WHAT IS NEEDED
Go through the data below. Pull out every line that has the word "CHROME".

INPUT FOR THIS TASK

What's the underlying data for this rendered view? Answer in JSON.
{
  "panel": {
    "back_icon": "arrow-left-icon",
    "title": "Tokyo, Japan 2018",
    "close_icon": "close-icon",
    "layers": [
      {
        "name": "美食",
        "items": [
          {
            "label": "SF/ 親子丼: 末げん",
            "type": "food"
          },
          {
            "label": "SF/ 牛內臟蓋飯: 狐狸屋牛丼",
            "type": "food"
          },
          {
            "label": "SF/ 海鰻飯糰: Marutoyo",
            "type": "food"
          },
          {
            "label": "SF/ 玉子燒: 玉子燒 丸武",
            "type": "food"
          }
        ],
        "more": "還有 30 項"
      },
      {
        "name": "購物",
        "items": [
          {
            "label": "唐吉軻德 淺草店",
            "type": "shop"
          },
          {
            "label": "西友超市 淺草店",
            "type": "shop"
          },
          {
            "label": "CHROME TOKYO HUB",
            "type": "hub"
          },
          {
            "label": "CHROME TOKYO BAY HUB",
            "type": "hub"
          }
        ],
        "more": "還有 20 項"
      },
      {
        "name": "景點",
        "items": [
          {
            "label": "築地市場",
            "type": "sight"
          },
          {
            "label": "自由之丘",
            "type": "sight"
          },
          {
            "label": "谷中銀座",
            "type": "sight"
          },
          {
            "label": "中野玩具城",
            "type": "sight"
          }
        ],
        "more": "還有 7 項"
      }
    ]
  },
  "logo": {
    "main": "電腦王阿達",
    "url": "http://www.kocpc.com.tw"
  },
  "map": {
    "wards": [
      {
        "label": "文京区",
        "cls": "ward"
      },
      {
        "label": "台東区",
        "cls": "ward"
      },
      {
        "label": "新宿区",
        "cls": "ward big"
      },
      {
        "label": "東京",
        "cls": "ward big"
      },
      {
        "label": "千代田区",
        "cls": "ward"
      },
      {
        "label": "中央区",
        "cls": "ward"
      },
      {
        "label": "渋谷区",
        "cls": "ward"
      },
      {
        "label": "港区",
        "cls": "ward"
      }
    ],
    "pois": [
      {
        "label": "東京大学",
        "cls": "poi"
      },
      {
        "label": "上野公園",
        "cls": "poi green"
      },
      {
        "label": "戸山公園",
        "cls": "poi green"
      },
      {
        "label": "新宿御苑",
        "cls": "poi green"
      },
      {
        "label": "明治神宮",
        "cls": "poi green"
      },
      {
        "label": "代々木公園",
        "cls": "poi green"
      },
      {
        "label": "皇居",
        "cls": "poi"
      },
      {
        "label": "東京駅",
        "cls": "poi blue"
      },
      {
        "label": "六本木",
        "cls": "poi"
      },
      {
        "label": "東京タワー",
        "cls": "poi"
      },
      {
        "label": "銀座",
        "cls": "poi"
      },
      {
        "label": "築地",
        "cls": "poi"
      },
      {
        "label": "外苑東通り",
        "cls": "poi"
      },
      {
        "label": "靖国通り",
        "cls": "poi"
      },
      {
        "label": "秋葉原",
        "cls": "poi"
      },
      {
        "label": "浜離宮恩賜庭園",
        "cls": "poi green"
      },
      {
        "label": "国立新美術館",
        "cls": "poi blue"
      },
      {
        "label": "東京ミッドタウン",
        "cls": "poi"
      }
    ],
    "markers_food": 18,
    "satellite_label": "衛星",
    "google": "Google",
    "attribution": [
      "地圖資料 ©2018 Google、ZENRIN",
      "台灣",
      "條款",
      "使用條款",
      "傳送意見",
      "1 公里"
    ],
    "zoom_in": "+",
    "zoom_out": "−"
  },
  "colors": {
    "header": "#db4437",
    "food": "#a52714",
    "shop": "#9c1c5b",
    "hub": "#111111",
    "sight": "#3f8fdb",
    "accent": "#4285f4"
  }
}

EXERCISE ANSWER
            "label": "CHROME TOKYO HUB",
            "label": "CHROME TOKYO BAY HUB",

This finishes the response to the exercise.